Answered by Christopher Combs in Personal Injury on April 01, 2021.

If you’ve been in a car accident, injured yourself after slipping and falling, or are dealing with the recent wrongful death of a friend or loved one, you may be considering filing a lawsuit against the person or company that was the source of your injuries, pain, and suffering. However, the hustle and bustle of everyday life occasionally prevents you from contacting a St. Louis law firm and getting your case started.

It is important to know that while patience may be a virtue, it is not wise to wait when filing a personal injury or wrongful death lawsuit. There is a time limit when it comes to all types of both criminal and civil court cases, and it varies depending on what type of case you have. The skilled personal injury lawyers at Combs Waterkotte can help you find out if time has run out to file your civil lawsuit. If it has not, call them today at (314) 900-HELP for a free consultation and to put them to work for you.

About Statutes of Limitations

If you’ve ever watched a show like Law and Order or Blue Bloods on TV, you likely know that certain types of criminal charges must be brought before a judge within a certain time limit, or they cannot be prosecuted.
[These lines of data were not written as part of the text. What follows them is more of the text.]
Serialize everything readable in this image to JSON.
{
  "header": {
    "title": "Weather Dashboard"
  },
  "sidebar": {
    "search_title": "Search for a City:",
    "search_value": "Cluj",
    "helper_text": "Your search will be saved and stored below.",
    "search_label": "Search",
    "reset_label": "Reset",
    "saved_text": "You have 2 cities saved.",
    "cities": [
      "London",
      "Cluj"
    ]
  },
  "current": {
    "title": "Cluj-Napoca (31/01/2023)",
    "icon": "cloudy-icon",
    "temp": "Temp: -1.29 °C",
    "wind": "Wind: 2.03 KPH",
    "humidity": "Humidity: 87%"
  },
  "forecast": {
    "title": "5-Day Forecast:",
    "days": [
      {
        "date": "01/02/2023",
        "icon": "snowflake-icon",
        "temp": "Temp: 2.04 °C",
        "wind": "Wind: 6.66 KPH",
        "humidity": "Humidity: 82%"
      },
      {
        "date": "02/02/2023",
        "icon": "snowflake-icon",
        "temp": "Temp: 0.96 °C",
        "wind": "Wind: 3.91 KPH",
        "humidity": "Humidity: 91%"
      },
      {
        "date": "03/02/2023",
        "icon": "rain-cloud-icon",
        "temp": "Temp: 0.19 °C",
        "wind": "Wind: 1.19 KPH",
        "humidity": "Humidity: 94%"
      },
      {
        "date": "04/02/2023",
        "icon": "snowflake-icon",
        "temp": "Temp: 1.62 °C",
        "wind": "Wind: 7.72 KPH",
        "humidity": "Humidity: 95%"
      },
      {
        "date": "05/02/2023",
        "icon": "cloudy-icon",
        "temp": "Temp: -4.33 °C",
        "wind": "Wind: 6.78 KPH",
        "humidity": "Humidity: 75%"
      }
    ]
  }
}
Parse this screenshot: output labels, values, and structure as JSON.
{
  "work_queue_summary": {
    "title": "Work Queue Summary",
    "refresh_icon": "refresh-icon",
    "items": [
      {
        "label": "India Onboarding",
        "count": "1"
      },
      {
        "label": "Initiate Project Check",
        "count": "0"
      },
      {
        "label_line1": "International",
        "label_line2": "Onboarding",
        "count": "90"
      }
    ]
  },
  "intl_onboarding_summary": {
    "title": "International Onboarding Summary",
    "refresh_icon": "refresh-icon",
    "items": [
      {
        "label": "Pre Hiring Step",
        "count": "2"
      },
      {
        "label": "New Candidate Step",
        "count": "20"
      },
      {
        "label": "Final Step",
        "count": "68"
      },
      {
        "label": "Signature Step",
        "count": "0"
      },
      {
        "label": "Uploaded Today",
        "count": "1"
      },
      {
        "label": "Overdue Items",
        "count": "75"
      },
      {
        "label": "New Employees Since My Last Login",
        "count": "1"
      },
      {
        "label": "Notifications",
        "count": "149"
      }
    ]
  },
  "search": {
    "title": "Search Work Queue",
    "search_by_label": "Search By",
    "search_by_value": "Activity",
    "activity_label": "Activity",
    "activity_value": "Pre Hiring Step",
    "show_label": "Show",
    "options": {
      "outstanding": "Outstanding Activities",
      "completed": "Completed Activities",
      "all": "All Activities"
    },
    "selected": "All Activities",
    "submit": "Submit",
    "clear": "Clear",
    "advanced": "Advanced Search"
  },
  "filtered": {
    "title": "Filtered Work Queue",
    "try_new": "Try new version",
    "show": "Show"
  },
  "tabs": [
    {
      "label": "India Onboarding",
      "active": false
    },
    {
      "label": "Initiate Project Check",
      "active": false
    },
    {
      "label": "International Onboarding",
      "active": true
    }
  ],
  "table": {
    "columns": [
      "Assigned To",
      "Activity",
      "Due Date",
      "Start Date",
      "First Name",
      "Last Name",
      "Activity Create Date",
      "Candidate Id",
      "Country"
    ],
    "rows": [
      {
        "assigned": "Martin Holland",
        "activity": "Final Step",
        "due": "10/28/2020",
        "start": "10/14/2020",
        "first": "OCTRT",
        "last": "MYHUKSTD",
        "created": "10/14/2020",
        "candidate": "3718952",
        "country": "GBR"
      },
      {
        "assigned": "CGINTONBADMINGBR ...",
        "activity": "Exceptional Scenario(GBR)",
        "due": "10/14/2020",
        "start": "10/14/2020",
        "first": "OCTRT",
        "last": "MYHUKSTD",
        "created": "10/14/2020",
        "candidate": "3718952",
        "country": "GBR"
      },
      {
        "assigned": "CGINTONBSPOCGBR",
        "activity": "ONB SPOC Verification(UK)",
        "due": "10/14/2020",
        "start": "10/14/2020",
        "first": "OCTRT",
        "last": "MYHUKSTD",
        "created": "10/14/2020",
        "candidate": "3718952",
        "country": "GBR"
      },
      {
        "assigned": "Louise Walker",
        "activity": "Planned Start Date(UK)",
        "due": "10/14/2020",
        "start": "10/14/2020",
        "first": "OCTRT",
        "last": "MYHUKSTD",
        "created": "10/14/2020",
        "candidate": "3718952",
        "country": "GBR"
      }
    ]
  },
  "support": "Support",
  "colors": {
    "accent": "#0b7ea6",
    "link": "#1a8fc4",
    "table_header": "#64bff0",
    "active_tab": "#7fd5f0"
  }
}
What you may not know is that statutes of limitations apply to all legal scenarios, including civil cases, except murder/homicide in most cases. They are found in every legal system across the world, though in civil law systems (such as in Europe) they are more commonly called “prescriptive periods”.

Statutes of limitations are some of the oldest legal precedents: records exist from the 5th century B.C. that document ancient Athens having a five year limit on bringing non-murder cases in front of judges. They exist to encourage defendants to bring cases forward in a timely manner and limit fradulent claims. In some situations, statutes of limitations can be extended for specific reasons, such as the plaintiff in the case being a minor (a process called tolling), or important evidence in the case had not been found yet (known as discovery).

Statutes of Limitations In Missouri

As we said earlier, statutes of limitations vary not only case-by-case, but also state-by-state. For instance, if you live in Missouri but suffered injuries from a ATV accident in Illinois, you would have to follow Illinois’ timeline for personal injury lawsuits and not Missouri’s.

Statutes of limitations in Missouri for common civil cases we handle are as follows:

  • Personal Injury: 5 years from the date of the accident. This includes premises liabilty cases, cases involving defective products, and property damage cases. Cases involving minors are tolled until they reach the age of majority–in this case, 21.
  • Wrongful Death: three years from the date of death. There are no exceptions for tolling or discovery in Missouri.

Contact An Experienced St. Louis Personal Injury Law Firm Today

Regardless of your case and when it happened, the attorneys at Combs Waterkotte are ready to talk with you about the best way to proceed with your St. Louis personal injury lawsuit. Call them at (314) 900-HELP, or contact them online today.


Personal Injury